PROBLEM DESCRIPTION: Write out the records word for word, with no pictures.

DATA:
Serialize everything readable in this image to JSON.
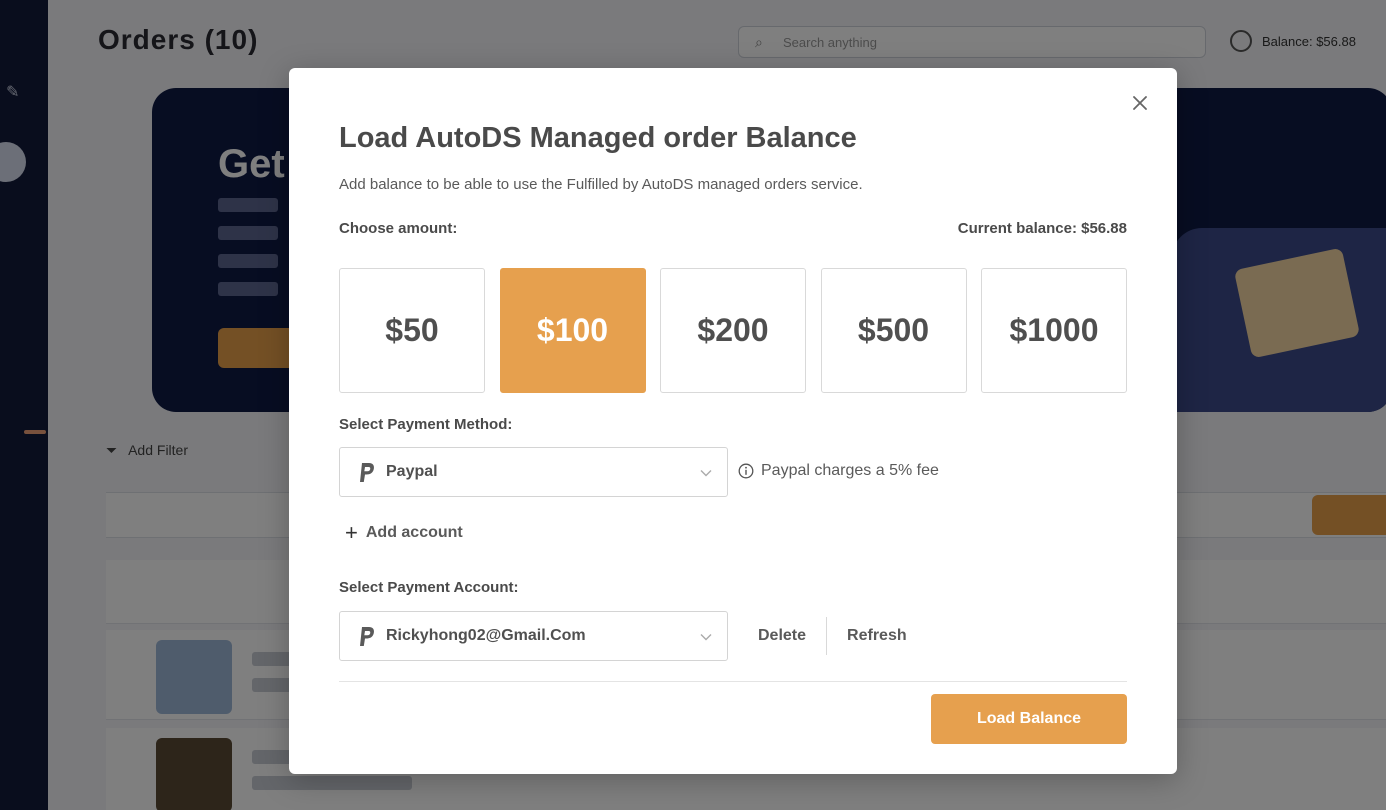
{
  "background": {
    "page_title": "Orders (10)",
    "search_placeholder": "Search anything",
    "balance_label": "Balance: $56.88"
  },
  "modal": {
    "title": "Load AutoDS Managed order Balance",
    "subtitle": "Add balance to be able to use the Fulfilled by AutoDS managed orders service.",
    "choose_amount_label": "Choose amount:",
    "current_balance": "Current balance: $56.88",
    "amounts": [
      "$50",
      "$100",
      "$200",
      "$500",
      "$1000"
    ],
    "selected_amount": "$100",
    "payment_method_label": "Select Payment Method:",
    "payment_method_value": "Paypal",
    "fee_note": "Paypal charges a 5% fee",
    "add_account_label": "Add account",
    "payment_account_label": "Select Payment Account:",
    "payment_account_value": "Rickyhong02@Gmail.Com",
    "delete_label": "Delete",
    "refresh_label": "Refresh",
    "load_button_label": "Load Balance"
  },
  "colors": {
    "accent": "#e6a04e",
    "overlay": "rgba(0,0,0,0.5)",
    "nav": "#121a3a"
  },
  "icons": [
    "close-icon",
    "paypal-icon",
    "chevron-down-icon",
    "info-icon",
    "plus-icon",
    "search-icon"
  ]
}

ANSWER:
Serialize everything readable in this image to JSON.
{
  "background": {
    "page_title": "Orders (10)",
    "search_placeholder": "Search anything",
    "balance_label": "Balance: $56.88"
  },
  "modal": {
    "title": "Load AutoDS Managed order Balance",
    "subtitle": "Add balance to be able to use the Fulfilled by AutoDS managed orders service.",
    "choose_amount_label": "Choose amount:",
    "current_balance": "Current balance: $56.88",
    "amounts": [
      "$50",
      "$100",
      "$200",
      "$500",
      "$1000"
    ],
    "selected_amount": "$100",
    "payment_method_label": "Select Payment Method:",
    "payment_method_value": "Paypal",
    "fee_note": "Paypal charges a 5% fee",
    "add_account_label": "Add account",
    "payment_account_label": "Select Payment Account:",
    "payment_account_value": "Rickyhong02@Gmail.Com",
    "delete_label": "Delete",
    "refresh_label": "Refresh",
    "load_button_label": "Load Balance"
  },
  "colors": {
    "accent": "#e6a04e",
    "overlay": "rgba(0,0,0,0.5)",
    "nav": "#121a3a"
  },
  "icons": [
    "close-icon",
    "paypal-icon",
    "chevron-down-icon",
    "info-icon",
    "plus-icon",
    "search-icon"
  ]
}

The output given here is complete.